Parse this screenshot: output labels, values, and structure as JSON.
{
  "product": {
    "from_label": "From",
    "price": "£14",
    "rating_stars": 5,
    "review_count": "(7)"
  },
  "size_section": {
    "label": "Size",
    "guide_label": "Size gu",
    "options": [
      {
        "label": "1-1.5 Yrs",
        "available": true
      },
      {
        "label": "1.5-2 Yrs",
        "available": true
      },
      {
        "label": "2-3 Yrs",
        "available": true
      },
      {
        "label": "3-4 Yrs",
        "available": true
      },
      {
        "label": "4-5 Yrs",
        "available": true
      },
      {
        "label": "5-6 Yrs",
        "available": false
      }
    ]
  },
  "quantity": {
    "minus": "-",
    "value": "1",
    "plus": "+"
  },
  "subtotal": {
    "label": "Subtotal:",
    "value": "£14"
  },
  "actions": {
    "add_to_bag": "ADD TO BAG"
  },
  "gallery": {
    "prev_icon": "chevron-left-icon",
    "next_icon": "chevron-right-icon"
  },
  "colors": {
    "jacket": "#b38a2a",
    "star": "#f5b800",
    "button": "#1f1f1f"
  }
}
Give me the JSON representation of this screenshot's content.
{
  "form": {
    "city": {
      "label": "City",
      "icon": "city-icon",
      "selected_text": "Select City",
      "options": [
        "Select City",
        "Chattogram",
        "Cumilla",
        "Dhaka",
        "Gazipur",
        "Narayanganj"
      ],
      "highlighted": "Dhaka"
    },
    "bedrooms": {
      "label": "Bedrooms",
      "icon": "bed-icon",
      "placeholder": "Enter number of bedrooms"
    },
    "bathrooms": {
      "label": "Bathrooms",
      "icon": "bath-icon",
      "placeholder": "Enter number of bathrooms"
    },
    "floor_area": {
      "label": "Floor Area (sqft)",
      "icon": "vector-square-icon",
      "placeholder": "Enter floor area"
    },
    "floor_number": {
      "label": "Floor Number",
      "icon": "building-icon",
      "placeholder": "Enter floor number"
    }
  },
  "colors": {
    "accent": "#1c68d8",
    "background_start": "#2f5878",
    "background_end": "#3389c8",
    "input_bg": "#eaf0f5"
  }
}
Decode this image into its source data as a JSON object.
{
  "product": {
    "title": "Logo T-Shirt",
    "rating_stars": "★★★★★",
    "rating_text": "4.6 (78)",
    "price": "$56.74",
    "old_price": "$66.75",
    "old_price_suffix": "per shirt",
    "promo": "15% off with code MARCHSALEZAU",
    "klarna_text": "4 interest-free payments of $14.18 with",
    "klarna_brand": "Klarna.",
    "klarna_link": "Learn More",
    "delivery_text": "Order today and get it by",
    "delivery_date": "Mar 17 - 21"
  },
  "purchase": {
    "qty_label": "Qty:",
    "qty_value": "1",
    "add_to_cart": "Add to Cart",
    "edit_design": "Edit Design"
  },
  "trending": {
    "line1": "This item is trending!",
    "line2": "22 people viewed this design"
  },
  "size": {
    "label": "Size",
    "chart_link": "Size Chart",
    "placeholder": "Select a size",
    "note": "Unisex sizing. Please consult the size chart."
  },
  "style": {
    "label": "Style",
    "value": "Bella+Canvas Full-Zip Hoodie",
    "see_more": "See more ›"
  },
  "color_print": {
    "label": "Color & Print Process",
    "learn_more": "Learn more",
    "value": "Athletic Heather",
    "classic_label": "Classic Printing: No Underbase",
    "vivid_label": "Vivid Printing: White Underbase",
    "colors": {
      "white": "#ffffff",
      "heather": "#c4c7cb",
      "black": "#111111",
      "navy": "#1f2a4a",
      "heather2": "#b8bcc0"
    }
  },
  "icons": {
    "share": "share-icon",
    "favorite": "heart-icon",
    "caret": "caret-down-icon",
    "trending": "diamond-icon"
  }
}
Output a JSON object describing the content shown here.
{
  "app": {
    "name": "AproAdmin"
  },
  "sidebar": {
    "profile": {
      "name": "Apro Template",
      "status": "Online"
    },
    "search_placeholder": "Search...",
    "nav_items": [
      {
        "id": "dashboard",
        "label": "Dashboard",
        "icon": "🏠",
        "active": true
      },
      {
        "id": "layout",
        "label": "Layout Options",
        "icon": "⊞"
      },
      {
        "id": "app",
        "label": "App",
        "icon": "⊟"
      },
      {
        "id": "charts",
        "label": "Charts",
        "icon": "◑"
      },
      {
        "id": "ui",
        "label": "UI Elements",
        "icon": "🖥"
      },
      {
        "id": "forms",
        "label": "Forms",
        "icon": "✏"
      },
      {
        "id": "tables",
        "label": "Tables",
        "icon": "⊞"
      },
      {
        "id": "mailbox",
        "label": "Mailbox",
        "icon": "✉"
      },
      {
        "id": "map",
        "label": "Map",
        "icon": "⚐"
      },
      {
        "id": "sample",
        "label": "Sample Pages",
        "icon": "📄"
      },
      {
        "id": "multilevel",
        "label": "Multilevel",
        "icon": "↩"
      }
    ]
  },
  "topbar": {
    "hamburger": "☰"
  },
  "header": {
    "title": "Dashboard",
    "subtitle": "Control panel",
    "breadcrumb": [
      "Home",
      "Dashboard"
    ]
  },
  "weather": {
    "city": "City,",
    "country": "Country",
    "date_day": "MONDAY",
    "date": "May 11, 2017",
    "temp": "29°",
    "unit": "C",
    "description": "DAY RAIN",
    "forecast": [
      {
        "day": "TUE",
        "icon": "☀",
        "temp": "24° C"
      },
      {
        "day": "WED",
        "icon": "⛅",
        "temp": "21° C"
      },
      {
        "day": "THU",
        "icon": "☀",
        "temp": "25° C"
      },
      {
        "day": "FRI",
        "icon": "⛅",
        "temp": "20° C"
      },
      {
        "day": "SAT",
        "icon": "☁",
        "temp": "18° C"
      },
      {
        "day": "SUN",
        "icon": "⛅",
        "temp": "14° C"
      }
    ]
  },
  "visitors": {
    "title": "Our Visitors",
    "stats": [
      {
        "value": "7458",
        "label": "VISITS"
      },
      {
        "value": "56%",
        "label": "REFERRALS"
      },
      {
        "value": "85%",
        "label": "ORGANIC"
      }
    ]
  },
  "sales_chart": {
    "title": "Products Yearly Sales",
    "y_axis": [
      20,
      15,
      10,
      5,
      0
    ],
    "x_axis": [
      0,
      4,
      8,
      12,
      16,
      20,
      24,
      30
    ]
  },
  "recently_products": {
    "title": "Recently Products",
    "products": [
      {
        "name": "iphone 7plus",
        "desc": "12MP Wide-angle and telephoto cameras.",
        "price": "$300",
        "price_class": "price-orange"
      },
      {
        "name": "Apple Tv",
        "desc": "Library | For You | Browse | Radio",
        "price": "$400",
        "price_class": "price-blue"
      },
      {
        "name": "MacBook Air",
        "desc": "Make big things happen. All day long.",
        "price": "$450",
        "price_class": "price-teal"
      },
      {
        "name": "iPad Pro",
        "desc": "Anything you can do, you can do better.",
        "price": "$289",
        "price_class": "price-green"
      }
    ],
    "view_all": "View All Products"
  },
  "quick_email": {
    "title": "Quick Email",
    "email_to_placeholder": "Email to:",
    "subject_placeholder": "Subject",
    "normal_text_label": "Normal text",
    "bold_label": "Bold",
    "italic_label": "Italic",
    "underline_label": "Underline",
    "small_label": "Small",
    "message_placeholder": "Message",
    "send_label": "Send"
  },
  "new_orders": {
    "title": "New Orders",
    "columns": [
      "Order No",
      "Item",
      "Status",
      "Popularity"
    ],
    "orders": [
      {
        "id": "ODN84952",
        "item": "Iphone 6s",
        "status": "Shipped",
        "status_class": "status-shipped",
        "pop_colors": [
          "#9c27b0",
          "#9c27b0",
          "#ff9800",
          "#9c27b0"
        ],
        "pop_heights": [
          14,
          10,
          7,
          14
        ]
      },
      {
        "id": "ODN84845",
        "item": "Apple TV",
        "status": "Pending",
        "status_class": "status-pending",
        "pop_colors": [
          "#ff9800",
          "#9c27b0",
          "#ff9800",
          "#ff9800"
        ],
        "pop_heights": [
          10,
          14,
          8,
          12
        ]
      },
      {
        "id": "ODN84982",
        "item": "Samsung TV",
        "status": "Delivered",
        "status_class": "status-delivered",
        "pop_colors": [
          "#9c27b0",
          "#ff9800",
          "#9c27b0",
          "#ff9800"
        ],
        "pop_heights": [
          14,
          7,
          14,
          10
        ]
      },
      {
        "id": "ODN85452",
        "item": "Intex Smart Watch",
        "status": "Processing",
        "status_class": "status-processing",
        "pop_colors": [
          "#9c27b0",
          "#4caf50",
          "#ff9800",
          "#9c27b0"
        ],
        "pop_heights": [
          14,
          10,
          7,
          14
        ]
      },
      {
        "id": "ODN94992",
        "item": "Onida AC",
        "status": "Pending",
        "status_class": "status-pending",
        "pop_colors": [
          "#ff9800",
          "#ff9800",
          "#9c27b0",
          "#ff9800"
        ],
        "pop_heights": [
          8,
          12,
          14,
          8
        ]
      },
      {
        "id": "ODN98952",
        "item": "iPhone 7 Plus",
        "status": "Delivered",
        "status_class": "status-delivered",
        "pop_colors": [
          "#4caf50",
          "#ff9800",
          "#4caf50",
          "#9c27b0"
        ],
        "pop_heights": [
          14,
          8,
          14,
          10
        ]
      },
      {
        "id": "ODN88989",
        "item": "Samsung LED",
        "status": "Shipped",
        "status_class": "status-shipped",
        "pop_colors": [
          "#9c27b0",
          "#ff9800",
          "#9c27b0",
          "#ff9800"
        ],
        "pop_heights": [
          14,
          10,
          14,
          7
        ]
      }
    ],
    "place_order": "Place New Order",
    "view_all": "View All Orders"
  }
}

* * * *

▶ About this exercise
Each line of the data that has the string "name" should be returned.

▶ Reply
    "name": "AproAdmin"
      "name": "Apro Template",
        "name": "iphone 7plus",
        "name": "Apple Tv",
        "name": "MacBook Air",
        "name": "iPad Pro",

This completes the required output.